The Great Commodities Heist

The following commentary comes from an independent investor or market observer as part of TheStreet's guest contributor program, which is separate from the company's news coverage.

NEW YORK ( TheStreet) -- It is all so very simple when we view the big picture.

Bankrupt and near-bankrupt Western governments are stealing billions of dollars worth of various commodities from commodity-producers around the world. The evidence goes well beyond merely suggestive -- into the realm of absolutely conclusive.

What makes this scenario so unequivocal is that we have the equivalent of "signed confessions" of the crimes these governments are committing. Exhibit "A" is the monetary policy titled with the vile euphemism " competitive devaluation. " It is the deliberate attempt by governments to destroy the value of their currencies -- as fast as possible (i.e. "competitively").

Destroying the value of our currencies as rapidly as possible means exactly the same thing as raising prices as fast as possible. Which brings us to global commodity markets. If our governments (primarily Western governments) are deliberately trying to raise prices as fast as possible with their excessive money-printing, how can commodities prices have tumbled so far?

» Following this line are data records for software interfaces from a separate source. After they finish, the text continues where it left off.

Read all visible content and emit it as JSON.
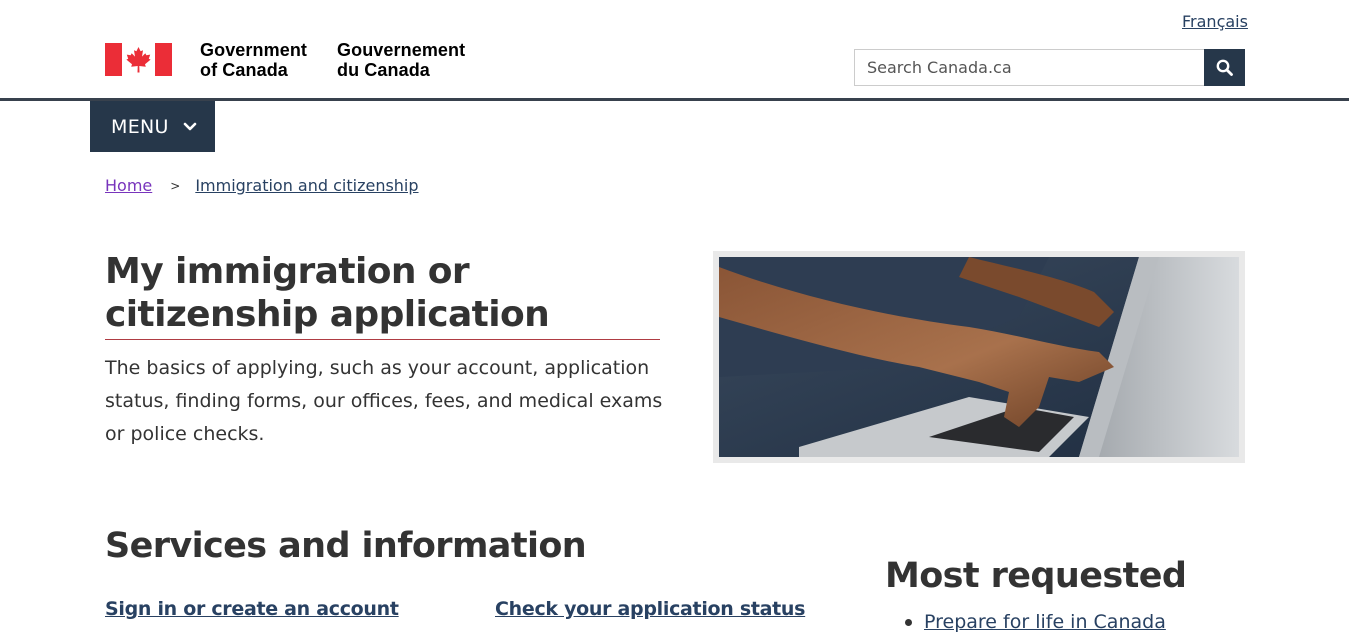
{
  "header": {
    "language_toggle": "Français",
    "gov_en_line1": "Government",
    "gov_en_line2": "of Canada",
    "gov_fr_line1": "Gouvernement",
    "gov_fr_line2": "du Canada",
    "search_placeholder": "Search Canada.ca",
    "search_icon": "search-icon",
    "flag_colors": {
      "red": "#eb2d37",
      "white": "#ffffff"
    }
  },
  "menu": {
    "label": "MENU",
    "icon": "chevron-down-icon"
  },
  "breadcrumb": [
    {
      "label": "Home"
    },
    {
      "label": "Immigration and citizenship"
    }
  ],
  "breadcrumb_separator": ">",
  "page": {
    "title": "My immigration or citizenship application",
    "description": "The basics of applying, such as your account, application status, finding forms, our offices, fees, and medical exams or police checks."
  },
  "services": {
    "title": "Services and information",
    "items": [
      {
        "label": "Sign in or create an account"
      },
      {
        "label": "Check your application status"
      }
    ]
  },
  "most_requested": {
    "title": "Most requested",
    "items": [
      {
        "label": "Prepare for life in Canada"
      }
    ]
  },
  "colors": {
    "brand_dark": "#26374a",
    "link": "#284162",
    "visited_link": "#7834bc",
    "accent_rule": "#af3c43",
    "text": "#333333"
  }
}
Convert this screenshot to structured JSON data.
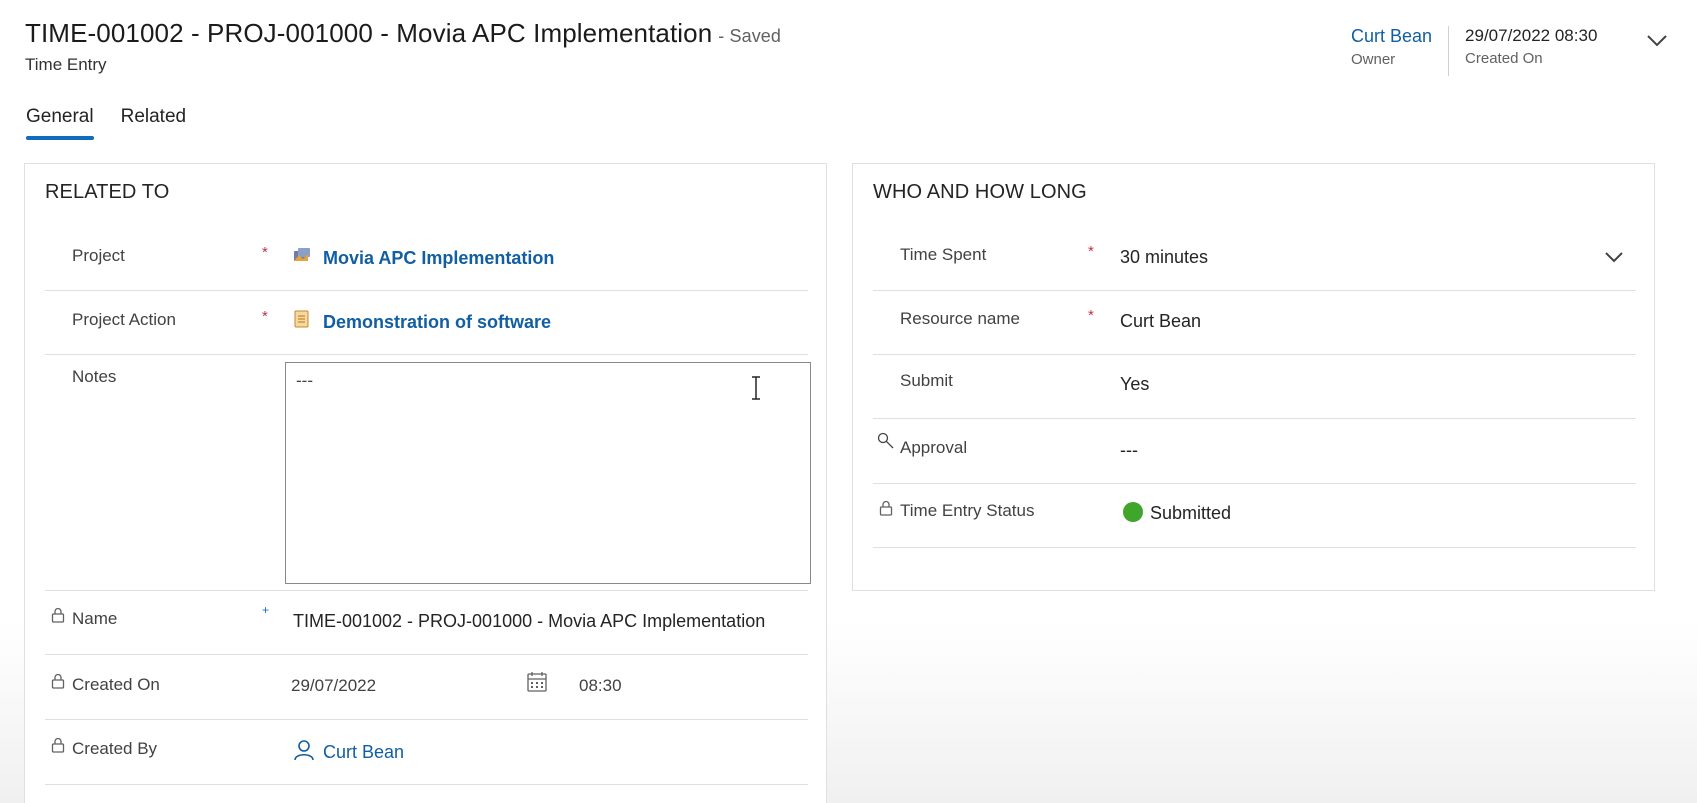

Arithmetic tells us there is only one possible answer. Global commodity markets have been fraudulently manipulated lower through the use of the primarily "paper" futures markets. Given the scope and magnitude of this commodities take-down, it can only be the result of coordinated actions by many governments and the multinational bankers who pull their strings.

The prime suspects are the Western deadbeat-debtors, who are nearly all large importers of commodities, and the major commodity importers -- with Japan and now China being the obvious culprits. The arithmetic here is absolute: As long as our governments engage in competitive devaluation, the price of everything can only go higher.

There is but one exception to this simple equation: any good and/or service for which there is excessive supply. The obvious example here is the U.S. housing market. With the most grossly over-supplied housing market in human history (and a market saturated with fraud), the downward price-pressure caused by this massive housing glut currently exceeds the upward inflationary pressures of competitive devaluation.

The situation in commodity markets is also unequivocal: Stockpiles of almost all commodities are either at historical averages, below historical averages, or already at critical levels. In other words, in terms of economic fundamentals there is no downward pressure on prices -- only (additional) upward pressure. There can be no rational or economic explanation for the severe plunges in commodity prices other than the fraudulent manipulation of markets.